A healthy middle age 'can reduce the risk of developing dementia'
6th April 2010

Leading a healthy lifestyle in middle-age can reduce the risk of developing dementia later in life, according to a new medical study.

Dealing with risk factors such as high cholesterol and obesity in middle-age could reduce a person's chances of developing dementia by 20 per cent, researchers from the University of Edinburgh claim.

In addition, taking these actions will also have a positive effect on heart disease, stroke and diabetes, the study notes.

This research could help healthcare professionals provide better advice for people at risk of developing dementia, according to Alison Carnage, spokesperson for the Alzheimer's Research Trust (ART).

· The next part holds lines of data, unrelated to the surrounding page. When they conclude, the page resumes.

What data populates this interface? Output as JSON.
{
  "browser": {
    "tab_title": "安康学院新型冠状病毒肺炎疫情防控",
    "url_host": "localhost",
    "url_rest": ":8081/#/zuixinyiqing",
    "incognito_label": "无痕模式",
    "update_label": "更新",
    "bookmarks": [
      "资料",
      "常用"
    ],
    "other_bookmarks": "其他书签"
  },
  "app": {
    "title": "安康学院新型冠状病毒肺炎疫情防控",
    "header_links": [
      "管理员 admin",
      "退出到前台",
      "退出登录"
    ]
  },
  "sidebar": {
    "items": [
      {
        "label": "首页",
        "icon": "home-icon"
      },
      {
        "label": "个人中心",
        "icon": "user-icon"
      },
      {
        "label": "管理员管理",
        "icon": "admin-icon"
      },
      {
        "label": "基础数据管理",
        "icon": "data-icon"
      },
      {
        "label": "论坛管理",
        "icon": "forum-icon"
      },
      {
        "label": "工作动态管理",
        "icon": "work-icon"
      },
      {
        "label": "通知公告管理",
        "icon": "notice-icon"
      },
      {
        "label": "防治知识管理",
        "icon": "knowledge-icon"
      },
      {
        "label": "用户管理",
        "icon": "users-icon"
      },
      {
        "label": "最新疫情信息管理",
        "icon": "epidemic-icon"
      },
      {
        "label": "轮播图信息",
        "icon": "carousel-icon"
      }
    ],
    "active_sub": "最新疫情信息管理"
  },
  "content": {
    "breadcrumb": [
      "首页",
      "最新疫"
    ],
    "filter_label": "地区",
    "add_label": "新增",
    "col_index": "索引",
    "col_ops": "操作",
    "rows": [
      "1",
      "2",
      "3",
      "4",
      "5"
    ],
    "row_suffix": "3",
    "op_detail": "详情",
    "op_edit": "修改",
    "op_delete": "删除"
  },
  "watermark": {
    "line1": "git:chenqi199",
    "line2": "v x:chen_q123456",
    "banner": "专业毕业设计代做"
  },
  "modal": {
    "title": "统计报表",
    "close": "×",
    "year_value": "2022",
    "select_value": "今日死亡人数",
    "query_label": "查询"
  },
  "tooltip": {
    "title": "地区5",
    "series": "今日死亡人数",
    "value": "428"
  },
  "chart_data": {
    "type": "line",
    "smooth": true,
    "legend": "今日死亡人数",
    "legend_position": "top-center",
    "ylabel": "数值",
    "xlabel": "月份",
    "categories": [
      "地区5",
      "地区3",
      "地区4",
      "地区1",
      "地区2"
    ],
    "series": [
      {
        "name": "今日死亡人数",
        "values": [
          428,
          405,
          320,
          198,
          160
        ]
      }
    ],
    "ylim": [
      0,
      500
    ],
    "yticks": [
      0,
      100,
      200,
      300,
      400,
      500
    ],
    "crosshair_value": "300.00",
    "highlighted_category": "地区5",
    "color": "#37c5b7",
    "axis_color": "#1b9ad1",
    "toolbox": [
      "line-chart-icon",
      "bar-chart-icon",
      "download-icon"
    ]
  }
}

"It really highlights the evidence that leading a healthy lifestyle, taking regular exercise and eating a healthy diet can help lower someone's risk of dementia," said Ms Carnage.

Dementia affects over 820,000 people in the UK, costing the economy £23 billion per year, the ART claims.

The researchers at the University of Edinburgh conclude by saying that dementia costs will remain a concern, but with more research healthcare professionals will continue to be able to provide good quality care.

Read more about Barchester's dementia care homes.